If you’re living paycheck to paycheck and struggling to make ends meet, utilities can be a make or break situation.

In a report released last year, the Energy Information Administration found that nearly a third of U.S. households struggled to pay their energy bills. Those households dealt with the financial obstacles in different ways. 10% of them kept homes at unsafe temperatures. Others forewent other necessities, making the tough choice to reduce food or avoid paying for medical costs just to keep the energy on. For many, it was an ongoing issue. “Of the 25 million households that reported forgoing food and medicine to pay energy bills, 7 million faced that decision nearly every month,” the report stated.

If you’re struggling to pay utilities, bankruptcy can help.

Bankruptcy was created precisely to give people struggling with debt, including utility bills, a fresh financial start and a clear path forward. There are different types of bankruptcy, and both of them can help with utility bills.

A Chapter 7 bankruptcy allows you to get rid of dischargeable debt, including credit card debt, medical debt, and utilities. At the end of your bankruptcy, any utility debt will be discharged, which means completely eliminated.

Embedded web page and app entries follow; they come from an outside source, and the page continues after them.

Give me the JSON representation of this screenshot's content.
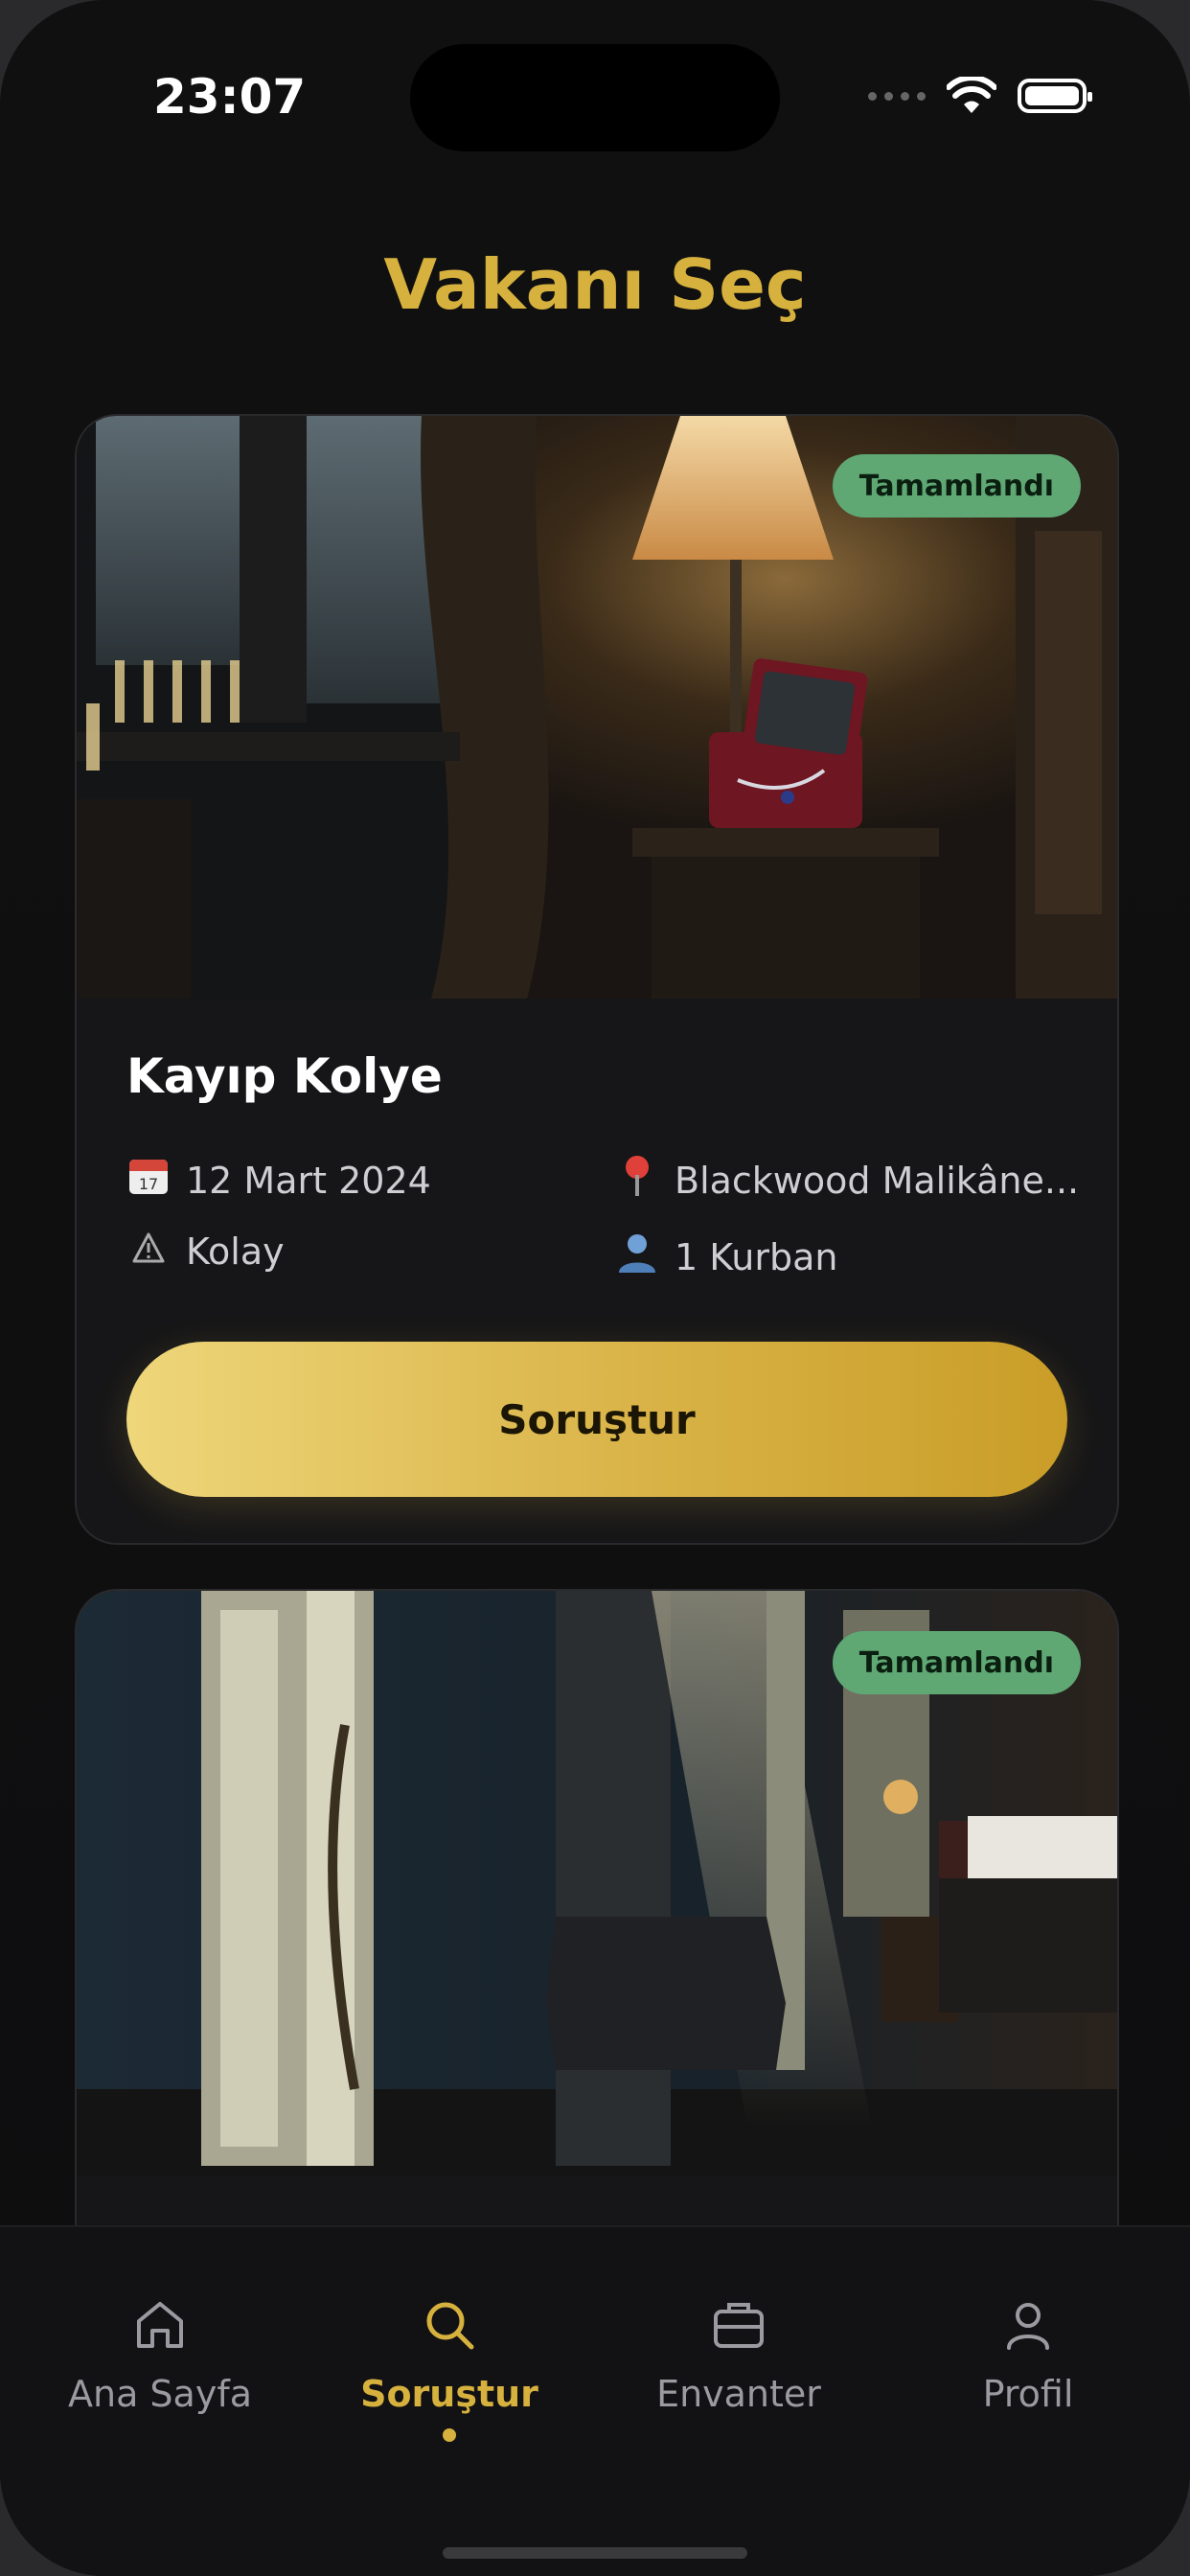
{
  "status": {
    "time": "23:07"
  },
  "page": {
    "title": "Vakanı Seç"
  },
  "cases": [
    {
      "badge": "Tamamlandı",
      "title": "Kayıp Kolye",
      "date": "12 Mart 2024",
      "location": "Blackwood Malikâne...",
      "difficulty": "Kolay",
      "victims": "1 Kurban",
      "cta": "Soruştur"
    },
    {
      "badge": "Tamamlandı"
    }
  ],
  "icons": {
    "date": "calendar-icon",
    "location": "pin-icon",
    "difficulty": "warning-icon",
    "victims": "person-icon"
  },
  "tabs": [
    {
      "label": "Ana Sayfa",
      "icon": "home-icon"
    },
    {
      "label": "Soruştur",
      "icon": "search-icon",
      "active": true
    },
    {
      "label": "Envanter",
      "icon": "briefcase-icon"
    },
    {
      "label": "Profil",
      "icon": "user-icon"
    }
  ],
  "colors": {
    "accent": "#d7b13d",
    "badge": "#5fa874",
    "background": "#0e0e0f"
  }
}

The other type of bankruptcy is a Chapter 13. This type consolidates mortgages and car payments into affordable monthly payments spread out over three to five years. In most cases, your utility debt will be lumped into that repayment plan. You will have to keep up with current utility payments during the Chapter 13.

Talk to a Memphis bankruptcy lawyer today.

If you’re unable to pay your utility bills this winter, it’s indicative of a larger problem. I’ve been working as a Memphis bankruptcy lawyer for more than 30 years, and I know that debt is not something that goes away on its own.

You’ve got options, and I’m here to help you navigate them. Call (901) 327-2100 or contact us online to talk to a Memphis bankruptcy attorney today.